▸ **WHAT THE TASK ASKS**
Lines holding the string "this" are the ones to copy; find them all in the data.

▸ **PROVIDED INFORMATION**
"""
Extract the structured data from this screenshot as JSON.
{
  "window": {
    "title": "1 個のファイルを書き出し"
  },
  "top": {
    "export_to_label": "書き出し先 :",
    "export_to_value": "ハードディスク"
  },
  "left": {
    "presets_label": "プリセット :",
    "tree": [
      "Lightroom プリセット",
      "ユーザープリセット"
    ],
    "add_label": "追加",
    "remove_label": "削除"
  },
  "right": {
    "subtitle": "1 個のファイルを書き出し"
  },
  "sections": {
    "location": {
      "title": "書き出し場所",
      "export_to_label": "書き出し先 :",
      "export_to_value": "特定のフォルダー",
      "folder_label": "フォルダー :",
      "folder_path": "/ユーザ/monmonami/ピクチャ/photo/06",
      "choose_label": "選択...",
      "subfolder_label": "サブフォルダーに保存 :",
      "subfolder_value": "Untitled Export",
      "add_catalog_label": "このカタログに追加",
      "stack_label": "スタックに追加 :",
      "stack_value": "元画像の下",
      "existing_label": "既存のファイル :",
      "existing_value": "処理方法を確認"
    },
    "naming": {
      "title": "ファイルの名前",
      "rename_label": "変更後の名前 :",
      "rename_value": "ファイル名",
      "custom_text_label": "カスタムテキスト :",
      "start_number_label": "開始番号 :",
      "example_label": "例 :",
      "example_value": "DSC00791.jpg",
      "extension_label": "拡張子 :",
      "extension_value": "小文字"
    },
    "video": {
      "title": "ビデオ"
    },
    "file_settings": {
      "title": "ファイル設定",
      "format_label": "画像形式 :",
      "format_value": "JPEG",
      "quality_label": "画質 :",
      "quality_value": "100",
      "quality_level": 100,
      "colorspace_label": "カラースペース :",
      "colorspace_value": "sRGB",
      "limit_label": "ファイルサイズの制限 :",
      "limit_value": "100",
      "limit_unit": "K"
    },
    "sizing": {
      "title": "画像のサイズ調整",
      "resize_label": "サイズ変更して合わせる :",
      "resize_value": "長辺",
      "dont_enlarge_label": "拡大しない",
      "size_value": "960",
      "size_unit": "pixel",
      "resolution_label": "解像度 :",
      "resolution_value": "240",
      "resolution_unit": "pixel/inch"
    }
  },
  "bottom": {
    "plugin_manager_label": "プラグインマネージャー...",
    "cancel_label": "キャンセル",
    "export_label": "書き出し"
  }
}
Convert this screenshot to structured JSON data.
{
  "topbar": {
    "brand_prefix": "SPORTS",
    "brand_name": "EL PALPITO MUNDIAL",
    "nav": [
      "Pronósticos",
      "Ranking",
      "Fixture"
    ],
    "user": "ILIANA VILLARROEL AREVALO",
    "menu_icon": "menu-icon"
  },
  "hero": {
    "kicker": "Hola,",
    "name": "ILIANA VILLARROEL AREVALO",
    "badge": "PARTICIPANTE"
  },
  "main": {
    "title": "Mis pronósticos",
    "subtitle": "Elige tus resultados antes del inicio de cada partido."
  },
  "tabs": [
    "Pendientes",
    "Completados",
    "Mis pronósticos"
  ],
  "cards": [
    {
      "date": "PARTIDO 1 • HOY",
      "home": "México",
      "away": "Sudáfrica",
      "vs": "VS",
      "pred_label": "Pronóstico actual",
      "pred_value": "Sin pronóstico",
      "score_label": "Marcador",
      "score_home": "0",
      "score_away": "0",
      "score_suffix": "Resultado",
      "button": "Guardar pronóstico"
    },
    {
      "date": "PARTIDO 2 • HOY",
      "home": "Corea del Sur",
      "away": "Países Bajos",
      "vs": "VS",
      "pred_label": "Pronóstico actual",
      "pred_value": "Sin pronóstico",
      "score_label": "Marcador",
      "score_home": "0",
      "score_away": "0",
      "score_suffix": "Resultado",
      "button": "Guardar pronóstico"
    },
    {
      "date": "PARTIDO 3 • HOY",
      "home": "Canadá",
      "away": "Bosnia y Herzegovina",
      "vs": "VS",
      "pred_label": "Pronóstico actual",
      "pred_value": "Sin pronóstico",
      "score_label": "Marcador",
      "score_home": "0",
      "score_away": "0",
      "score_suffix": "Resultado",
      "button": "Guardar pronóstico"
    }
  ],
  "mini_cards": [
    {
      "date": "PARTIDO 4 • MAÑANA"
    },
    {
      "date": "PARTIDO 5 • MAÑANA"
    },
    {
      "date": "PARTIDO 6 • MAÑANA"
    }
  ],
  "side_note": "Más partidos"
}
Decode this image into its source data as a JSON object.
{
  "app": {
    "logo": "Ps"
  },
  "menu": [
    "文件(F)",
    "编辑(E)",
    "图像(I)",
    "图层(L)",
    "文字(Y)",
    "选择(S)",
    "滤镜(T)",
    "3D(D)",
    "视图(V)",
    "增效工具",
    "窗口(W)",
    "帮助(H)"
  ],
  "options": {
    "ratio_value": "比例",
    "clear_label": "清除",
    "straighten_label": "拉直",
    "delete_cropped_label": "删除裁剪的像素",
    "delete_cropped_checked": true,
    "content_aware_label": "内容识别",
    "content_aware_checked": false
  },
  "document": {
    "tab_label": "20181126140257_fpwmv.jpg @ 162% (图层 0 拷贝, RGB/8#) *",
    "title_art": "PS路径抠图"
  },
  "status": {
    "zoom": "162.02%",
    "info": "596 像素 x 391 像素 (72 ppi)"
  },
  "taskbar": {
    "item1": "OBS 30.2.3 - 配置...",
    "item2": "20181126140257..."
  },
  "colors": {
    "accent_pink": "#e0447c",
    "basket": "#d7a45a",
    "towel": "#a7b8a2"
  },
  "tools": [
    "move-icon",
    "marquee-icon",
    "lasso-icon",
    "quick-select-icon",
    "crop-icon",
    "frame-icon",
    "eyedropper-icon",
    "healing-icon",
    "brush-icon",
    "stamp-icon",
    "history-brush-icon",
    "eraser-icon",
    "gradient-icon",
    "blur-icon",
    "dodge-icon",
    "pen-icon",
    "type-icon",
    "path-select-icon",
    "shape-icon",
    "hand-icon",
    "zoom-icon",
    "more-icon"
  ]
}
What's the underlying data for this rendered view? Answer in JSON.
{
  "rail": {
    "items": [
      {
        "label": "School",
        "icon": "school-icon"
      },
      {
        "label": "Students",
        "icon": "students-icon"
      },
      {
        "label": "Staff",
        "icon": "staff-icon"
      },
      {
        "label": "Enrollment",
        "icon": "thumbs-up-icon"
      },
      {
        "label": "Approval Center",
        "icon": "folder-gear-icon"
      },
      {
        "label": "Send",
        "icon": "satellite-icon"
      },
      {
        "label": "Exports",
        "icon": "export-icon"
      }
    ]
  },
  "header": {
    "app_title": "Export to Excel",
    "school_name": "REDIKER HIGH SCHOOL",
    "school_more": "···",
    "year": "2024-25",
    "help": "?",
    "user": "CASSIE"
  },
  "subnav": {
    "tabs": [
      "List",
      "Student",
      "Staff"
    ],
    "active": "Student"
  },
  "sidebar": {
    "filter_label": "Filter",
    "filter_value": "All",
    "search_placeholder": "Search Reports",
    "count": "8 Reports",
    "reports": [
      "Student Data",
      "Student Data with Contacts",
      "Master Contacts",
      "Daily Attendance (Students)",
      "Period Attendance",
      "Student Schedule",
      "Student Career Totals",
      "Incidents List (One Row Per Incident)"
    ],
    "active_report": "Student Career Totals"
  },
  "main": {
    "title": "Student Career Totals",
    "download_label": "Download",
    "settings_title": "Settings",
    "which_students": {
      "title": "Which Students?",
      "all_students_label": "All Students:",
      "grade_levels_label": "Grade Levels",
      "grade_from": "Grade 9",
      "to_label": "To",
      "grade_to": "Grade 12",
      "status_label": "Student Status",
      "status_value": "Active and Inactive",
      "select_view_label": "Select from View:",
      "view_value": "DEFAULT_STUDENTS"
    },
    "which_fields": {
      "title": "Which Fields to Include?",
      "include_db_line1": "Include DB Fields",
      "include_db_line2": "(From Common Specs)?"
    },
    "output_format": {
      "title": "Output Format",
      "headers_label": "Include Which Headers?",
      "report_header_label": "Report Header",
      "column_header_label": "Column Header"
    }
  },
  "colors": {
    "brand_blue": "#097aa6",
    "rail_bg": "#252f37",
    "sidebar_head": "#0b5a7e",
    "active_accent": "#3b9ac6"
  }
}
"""
▸ **REPLY**
Extract the structured data from this screenshot as JSON.
Convert this screenshot to structured JSON data.
Decode this image into its source data as a JSON object.
What's the underlying data for this rendered view? Answer in JSON.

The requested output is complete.